Caspar Maximilian Brosius (12 June 1825 – 17 February 1910) was a German physician and psychiatrist born in Burgsteinfurt, Westphalia.

Son of a parish doctor, Brosius studied medicine at the Universities of Greifswald and Bonn, receiving his doctorate in 1848 with a dissertation titled De hebetudine animi (Über den Stumpfsinn der Seele). Following graduation, he practiced medicine in Burgsteinfurt, and in 1855 started work as an assistant to Adolph Albrecht Erlenmeyer (1822-1877) at the Asyl für Gehirn- und Nervenkranke in Bendorf bei Koblenz.

In 1857 he established a private psychiatric hospital at his homestead in Bendorf, where he created a humanitarian environment for the mentally ill based on a philosophy he called the "familiare system" (family system). In the following decades the facility underwent considerable expansion in size and function. At Bendorf he strove in providing living conditions for the mentally ill that were the equivalent to those of the healthy, non-institutionalized public.

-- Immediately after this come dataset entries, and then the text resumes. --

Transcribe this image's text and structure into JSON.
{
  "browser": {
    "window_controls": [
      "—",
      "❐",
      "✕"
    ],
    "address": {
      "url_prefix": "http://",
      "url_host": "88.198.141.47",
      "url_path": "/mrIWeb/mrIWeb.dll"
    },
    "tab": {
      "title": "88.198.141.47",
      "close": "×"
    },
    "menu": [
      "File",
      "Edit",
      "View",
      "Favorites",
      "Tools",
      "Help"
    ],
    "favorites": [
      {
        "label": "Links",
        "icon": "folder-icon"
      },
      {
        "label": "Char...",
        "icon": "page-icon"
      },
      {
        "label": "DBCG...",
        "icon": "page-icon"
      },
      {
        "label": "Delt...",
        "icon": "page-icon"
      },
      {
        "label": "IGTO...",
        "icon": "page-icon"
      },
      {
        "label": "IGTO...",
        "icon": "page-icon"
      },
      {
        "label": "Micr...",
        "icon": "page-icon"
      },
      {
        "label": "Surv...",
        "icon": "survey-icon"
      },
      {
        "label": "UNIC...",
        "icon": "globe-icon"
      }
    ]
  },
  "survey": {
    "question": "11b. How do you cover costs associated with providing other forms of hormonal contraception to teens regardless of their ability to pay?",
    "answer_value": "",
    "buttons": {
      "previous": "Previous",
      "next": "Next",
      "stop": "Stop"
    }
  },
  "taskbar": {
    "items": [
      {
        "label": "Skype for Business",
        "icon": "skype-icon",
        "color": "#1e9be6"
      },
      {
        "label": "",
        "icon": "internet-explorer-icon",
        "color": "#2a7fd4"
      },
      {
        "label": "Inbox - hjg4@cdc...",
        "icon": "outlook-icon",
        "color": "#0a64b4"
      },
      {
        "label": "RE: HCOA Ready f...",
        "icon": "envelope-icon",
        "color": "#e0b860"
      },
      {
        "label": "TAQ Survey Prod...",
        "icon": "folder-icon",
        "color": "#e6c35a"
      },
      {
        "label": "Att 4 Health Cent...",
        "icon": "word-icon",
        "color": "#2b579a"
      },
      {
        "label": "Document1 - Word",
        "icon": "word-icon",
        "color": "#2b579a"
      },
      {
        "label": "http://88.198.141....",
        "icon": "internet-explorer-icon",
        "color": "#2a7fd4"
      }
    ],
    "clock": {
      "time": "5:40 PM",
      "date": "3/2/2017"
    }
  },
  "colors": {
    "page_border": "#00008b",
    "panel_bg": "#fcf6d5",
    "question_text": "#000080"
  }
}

He believed that his patients should have a place where they "felt at home", and deemed it necessary to assess and treat them on an individual basis.

In 1859, with Friedrich Koster (1822-1893), he was a contributing editor of the psychiatric journal Der Irrenfreund, becoming its sole editor from 1878. In 1860 he published a translation of John Conolly's "Treatment of the insane without mechanical restraints" as Die Behandlung der Irren ohne mechanischen Zwang.[1]


  • Dieter Kittlauß: Dr. Brosius and his asylum for brain and nervous disorders, accessed via the German Wikipedia page for Caspar Max Brosius.
  1. ^ [1] Die Behandlung der Irren ohne mechanischen Zwang Deutsch mitgetheilt von Dr. C.M. Brosius. Lahr, 1860 (Digitalisat)